While the Utah House investigated former Rep. Dionne Halverson, D-Ogden, in the last general session, forcing her to resign in the face of expulsion for her "no contest" plea to a misdemeanor shoplifting charge, there's little precedence for a Senate ethics investigation. In fact, since the ethics procedure was adopted in the mid-1970s there has only been one Senate investigation that proceeded to even the first step.

Several years ago then-GOP Attorney General David Wilkinson complained that former Sen. Paul Rogers, R-Orem, attempted to influence an attorney general investigation. Ethics rules say a legislator "shall not exercise any undue influence on any governmental entity."Former Democratic State Party Chairman Randy Horiuchi called for an ethics investigation of Rogers. Three Democratic senators signed such a call. The panel formed and heard closed-door testimony. The committee decided there wasn't sufficient evidence to move to the next step - that of deciding what action should be taken against Rogers. Thus, Rogers was cleared by the committee of any ethics violation.

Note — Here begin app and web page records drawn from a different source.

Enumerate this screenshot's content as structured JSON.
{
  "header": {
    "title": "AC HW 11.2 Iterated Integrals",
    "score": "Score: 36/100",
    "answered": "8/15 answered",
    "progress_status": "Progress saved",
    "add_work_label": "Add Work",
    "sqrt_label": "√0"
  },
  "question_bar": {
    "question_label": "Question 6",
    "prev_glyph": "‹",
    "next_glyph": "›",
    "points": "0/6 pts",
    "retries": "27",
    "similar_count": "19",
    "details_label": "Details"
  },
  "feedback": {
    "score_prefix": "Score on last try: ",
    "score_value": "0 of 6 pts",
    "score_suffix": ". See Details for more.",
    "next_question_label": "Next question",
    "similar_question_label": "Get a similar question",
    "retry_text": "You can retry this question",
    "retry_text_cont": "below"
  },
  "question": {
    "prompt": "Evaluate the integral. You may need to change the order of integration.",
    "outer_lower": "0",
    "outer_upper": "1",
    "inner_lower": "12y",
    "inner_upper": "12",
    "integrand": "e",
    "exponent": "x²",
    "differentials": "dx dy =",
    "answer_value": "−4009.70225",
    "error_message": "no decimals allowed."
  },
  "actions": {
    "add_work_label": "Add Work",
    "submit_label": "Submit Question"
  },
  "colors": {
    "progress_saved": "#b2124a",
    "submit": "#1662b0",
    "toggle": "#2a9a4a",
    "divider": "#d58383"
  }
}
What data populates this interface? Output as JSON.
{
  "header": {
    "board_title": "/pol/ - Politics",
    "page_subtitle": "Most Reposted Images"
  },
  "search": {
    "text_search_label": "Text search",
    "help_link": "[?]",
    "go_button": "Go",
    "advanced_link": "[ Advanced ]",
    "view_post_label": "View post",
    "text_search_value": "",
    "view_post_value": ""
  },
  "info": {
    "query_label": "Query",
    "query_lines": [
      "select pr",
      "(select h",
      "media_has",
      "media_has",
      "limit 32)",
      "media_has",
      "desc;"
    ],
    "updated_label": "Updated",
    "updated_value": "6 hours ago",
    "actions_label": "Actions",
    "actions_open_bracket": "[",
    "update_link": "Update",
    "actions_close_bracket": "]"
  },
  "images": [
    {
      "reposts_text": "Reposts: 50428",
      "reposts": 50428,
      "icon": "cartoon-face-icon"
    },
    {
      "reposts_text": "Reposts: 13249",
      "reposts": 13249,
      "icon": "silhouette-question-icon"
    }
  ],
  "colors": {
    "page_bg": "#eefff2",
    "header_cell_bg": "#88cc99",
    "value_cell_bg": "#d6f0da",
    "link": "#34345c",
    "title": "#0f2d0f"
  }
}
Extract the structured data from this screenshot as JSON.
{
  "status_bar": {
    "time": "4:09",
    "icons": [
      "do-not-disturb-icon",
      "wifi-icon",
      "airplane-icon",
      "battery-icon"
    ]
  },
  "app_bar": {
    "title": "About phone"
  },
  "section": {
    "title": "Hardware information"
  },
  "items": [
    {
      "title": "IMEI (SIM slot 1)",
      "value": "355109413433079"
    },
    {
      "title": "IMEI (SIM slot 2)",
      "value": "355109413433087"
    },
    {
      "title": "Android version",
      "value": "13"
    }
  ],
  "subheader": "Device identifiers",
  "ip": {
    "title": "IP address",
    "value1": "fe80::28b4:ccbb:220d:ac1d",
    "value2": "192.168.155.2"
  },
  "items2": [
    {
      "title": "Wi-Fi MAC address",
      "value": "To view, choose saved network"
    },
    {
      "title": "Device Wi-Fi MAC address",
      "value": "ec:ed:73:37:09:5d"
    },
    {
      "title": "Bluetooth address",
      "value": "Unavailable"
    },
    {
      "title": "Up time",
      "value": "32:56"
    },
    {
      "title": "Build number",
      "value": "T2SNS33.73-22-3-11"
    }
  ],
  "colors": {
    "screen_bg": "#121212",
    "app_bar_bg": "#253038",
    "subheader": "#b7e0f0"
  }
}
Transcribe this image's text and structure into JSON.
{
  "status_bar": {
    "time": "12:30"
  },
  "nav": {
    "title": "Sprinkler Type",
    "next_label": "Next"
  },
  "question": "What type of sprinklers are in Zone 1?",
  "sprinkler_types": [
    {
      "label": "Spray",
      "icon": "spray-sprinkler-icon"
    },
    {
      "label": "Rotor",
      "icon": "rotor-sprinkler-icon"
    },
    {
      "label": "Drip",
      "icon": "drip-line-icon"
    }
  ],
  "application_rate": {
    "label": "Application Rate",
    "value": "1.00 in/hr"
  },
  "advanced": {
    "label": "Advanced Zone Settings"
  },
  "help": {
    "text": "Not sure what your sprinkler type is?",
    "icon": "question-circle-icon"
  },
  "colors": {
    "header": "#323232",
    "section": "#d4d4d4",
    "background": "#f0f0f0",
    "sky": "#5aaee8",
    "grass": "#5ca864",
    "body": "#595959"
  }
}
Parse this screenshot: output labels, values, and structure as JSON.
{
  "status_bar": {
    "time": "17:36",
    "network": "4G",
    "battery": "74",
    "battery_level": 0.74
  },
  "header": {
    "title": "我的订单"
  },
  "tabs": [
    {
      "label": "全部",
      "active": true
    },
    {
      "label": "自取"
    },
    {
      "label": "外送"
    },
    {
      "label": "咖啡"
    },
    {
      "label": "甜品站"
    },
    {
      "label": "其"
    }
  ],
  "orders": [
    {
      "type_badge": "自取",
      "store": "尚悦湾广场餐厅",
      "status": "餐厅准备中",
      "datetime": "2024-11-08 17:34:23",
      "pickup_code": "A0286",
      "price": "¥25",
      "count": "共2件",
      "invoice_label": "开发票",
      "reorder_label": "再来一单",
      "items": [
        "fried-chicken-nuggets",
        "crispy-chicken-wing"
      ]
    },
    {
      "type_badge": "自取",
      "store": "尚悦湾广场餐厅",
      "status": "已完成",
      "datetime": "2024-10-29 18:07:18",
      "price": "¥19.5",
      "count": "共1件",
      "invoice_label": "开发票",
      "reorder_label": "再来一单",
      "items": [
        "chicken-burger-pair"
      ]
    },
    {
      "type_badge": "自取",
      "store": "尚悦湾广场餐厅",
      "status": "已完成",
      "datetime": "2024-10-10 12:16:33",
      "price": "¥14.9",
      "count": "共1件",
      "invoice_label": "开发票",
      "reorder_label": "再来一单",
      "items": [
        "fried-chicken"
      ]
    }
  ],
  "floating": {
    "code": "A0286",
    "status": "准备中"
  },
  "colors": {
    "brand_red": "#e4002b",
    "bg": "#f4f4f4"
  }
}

Horiuchi later publicly apologized to Rogers for calling for his investigation. Later, while still a senator, Rogers started a "government consulting" business and in effect advocated his clients positions to fellow legislators. He later chose not to seek re-election and left the Senate.

Horiuchi was elected a Salt Lake County commissioner last November, and once in office he hired Rogers - who is now a successful and respected lobbyist - for $40,000 to lobby the 1991 Legislature on the county's behalf.